We had been measuring just homepage and use of the web app (the thing that sits behind the extension, where maybe 1/3 of users click in and do stuff in a given session.) But now we have stats on the app itself — the chrome extension — and you can really see the power of the Chrome Store compared to mere “PR”:

Thousands of sessions per day. The first few days yield a pretty good bounce, and it continues for several week:

397

301

342

323

Now here we have noticed a few things:

  • that jewel box on the top of the Chrome Store is friggin’ awesome
  • the users are very global. Not tech-savvy nerds at all. Just normal human beings trying new stuff
  • we should have planned better for the user load. Servers are crawling…yikes.

So we return to our cave and work away. Work, work, work.

The seasons and the outside world

Back to school rolls around. Suddenly we are getting hundreds of users from the Chrome store again.

The Chrome store features us again, in a less prominent way, as “new and updated”. Has 1/10th the impact of the big feature.

So the “new signups by marketing event” score at this point:

  • the Chrome Store at this point is 3,000 vs.
  • TechCrunch is 1,000 vs.
  • ProductHunt is 300.

We notice something really cool about the Chrome extension now: it’s very sticky and high engagement. Have 30–40% sessions per day. People are taking notes, multiple notes, etc. Neat. Most apps have 1% of their users or less visiting daily.

One more press thing: Lifehacker.

Along the way we ping maybe 30 journalists at various times via email or Twitter. After all this throat-clearing with “tech people”, really the only and best place to review and write about Knotes is Lifehacker. Why haven’t they done it yet?

Wake up one day and…something’s up. What’s up? Hmm. Referring links in Analytics and… Ah! It’s Lifehacker.

Favorable post Monday morning hits near noon. Perfect timing. The writer was gunning for impact. 9am Pacific, noon Eastern… 6k views to the story that day, 15k by the next Monday.

  
Web app usage reaches double it’s previous highs, and on the right you see the homepage traffic also has a quick rise.

On our direct “properties” the result is nothing crazy. But on the Chrome Store, you see Lifehacker readers go directly there and get the thing.

 
On top you see sessions in the extension double and keep growing; underneath you see the Chrome Store page visits get a lot higher.

On the weekend we are one of their top downloads and they post again. It seems as if a third of people who read the post then download the extension. Wild!

The Lifehacker post also seems to have a lot of staying power. People are still reading and clicking through it — this did not happen AT ALL with the Techcrunch or ProductHunt items. Lifehacker is clearly better designed to be evergreen content, channeling its readers around from new stories and SEO-landing pages to their deeper content. Kudos, Lifehacker.

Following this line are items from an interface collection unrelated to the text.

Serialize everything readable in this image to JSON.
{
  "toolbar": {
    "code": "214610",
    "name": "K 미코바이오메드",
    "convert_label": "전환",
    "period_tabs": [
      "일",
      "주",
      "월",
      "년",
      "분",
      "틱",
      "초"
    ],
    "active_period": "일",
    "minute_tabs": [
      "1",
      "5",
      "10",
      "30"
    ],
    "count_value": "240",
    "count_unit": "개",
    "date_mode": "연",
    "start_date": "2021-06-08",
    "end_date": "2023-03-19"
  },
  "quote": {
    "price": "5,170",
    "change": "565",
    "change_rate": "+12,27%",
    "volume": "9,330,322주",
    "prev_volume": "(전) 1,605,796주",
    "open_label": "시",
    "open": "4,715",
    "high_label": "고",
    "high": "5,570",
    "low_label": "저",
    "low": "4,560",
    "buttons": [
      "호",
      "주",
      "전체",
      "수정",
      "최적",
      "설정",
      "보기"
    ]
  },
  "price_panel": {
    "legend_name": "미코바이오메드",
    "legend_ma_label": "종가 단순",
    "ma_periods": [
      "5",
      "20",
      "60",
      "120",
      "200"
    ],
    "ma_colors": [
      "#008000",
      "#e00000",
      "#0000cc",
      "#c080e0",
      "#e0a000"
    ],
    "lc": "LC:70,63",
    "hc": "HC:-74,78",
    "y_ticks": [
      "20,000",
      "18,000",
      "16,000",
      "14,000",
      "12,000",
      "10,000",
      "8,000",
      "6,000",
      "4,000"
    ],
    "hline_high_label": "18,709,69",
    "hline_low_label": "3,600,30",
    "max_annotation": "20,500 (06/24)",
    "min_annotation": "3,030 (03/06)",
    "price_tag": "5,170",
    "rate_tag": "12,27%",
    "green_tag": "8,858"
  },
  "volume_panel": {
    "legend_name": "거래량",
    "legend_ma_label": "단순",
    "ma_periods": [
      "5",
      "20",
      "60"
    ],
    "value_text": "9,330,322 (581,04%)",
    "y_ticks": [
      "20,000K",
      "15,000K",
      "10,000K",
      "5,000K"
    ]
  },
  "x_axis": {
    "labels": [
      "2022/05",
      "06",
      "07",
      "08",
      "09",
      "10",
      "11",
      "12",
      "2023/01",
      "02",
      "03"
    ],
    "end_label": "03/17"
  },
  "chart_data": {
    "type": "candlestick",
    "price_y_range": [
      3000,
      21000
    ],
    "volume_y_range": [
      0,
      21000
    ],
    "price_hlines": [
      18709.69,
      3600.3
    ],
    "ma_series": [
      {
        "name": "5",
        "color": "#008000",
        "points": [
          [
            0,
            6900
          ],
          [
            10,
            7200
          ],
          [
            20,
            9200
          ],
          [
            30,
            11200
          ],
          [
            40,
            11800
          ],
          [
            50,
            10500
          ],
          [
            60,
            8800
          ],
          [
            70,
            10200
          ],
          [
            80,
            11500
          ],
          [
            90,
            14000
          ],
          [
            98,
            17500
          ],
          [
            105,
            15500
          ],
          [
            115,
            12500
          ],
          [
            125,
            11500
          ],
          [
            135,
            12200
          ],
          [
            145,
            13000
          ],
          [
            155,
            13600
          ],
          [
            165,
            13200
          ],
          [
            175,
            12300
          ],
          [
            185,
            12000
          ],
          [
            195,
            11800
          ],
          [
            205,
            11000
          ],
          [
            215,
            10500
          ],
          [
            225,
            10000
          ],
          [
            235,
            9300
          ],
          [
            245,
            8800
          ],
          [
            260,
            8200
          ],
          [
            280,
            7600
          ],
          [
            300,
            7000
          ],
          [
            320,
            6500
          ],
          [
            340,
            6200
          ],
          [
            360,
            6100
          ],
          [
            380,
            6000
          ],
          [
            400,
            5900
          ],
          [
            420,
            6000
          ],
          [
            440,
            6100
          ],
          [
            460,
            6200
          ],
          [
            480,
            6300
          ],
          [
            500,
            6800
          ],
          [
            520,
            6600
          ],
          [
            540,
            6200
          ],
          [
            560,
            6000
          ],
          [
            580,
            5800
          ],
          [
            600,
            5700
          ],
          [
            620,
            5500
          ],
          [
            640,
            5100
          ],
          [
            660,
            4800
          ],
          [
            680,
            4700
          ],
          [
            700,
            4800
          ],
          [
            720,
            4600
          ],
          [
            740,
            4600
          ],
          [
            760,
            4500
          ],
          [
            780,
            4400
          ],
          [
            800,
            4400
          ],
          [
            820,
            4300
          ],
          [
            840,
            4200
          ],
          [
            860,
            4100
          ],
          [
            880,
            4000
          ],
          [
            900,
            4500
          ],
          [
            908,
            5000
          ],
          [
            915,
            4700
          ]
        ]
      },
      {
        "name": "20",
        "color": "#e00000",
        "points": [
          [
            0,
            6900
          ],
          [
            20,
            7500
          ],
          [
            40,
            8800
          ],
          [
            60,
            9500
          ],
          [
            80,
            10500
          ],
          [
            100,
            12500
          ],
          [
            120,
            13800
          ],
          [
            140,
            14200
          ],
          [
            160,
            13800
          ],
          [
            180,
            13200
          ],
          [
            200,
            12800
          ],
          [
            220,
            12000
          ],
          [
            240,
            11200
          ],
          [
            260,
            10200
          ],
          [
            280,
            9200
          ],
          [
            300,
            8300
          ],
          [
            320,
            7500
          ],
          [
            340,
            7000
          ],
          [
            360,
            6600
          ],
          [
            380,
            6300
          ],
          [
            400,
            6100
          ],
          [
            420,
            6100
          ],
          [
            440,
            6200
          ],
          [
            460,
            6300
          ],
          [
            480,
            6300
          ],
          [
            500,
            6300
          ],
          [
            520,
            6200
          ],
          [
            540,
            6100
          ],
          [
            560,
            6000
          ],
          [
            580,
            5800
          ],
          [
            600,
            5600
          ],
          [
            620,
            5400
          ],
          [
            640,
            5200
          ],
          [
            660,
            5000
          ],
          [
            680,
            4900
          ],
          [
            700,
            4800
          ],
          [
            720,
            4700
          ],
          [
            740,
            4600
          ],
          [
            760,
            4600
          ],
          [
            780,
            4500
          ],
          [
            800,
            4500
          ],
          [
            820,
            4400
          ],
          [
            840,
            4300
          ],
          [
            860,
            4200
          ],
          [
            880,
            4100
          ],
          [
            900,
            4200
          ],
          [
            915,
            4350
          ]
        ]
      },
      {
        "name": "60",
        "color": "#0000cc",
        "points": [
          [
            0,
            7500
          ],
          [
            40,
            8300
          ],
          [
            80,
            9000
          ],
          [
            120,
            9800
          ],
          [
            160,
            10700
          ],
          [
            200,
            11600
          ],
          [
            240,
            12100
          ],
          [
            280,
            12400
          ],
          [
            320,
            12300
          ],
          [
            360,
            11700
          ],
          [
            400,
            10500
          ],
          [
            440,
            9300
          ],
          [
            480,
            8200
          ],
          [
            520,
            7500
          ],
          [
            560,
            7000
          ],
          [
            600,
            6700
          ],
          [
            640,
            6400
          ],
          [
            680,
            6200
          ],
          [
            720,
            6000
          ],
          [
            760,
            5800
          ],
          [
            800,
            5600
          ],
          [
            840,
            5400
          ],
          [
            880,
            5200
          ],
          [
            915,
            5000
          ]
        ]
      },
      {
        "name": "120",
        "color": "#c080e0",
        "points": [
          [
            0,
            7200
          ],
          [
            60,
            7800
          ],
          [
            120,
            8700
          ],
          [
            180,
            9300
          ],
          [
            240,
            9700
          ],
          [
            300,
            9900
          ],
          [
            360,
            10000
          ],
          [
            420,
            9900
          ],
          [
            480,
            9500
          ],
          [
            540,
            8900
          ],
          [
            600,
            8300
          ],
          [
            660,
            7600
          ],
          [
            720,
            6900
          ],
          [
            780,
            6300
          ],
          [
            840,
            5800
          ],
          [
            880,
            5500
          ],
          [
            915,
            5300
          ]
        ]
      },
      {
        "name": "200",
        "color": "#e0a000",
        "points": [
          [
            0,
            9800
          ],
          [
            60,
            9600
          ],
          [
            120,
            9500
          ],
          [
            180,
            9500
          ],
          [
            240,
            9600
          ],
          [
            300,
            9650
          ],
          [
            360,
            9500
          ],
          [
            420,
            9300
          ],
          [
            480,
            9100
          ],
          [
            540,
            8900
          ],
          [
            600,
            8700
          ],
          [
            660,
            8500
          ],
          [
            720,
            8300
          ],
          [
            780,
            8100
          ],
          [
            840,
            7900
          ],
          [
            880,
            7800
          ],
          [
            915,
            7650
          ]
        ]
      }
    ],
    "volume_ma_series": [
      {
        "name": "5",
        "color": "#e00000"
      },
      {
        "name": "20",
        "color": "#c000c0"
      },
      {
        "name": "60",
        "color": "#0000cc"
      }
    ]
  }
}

Anyway — nearly 2,000 new user accounts in a few days there and this continues to be a busy week of sign ups.

The next step: turn our first “real editorial” press coverage into a longer better story for more folks to write about and engage on. The “Stores” and “techies” have had a look and been favorable enough.

But we aren’t a “Oh my god this product is growing insanely!!!” app.

Nor are we a “I can’t believe something invented this!” app.

Instead, we fit in an area where people are always tinkering and experimenting with new ways to be organized, work together, take notes and projects and to do lists to the next level. So our prediction is the coverage will be “Hey check out this neat, new, better, handy way to take knotes (ahem, notes) in…[Chrome, Firefox, Android, iOS, New Tab, URL bar, drop downs, voice activated, on the watch, on the lock screen, on the notifications tray, in a keyboard, etc etc.]”

We now have a quarter million knotes on the Knotable platform. Some of them are probably pretty important for some people.

Stay tuned for more as we get some more zeroes behind all these numbers.

Meanwhile, go get Knotes for Chrome.

(Visited 188 times, 1 visits today)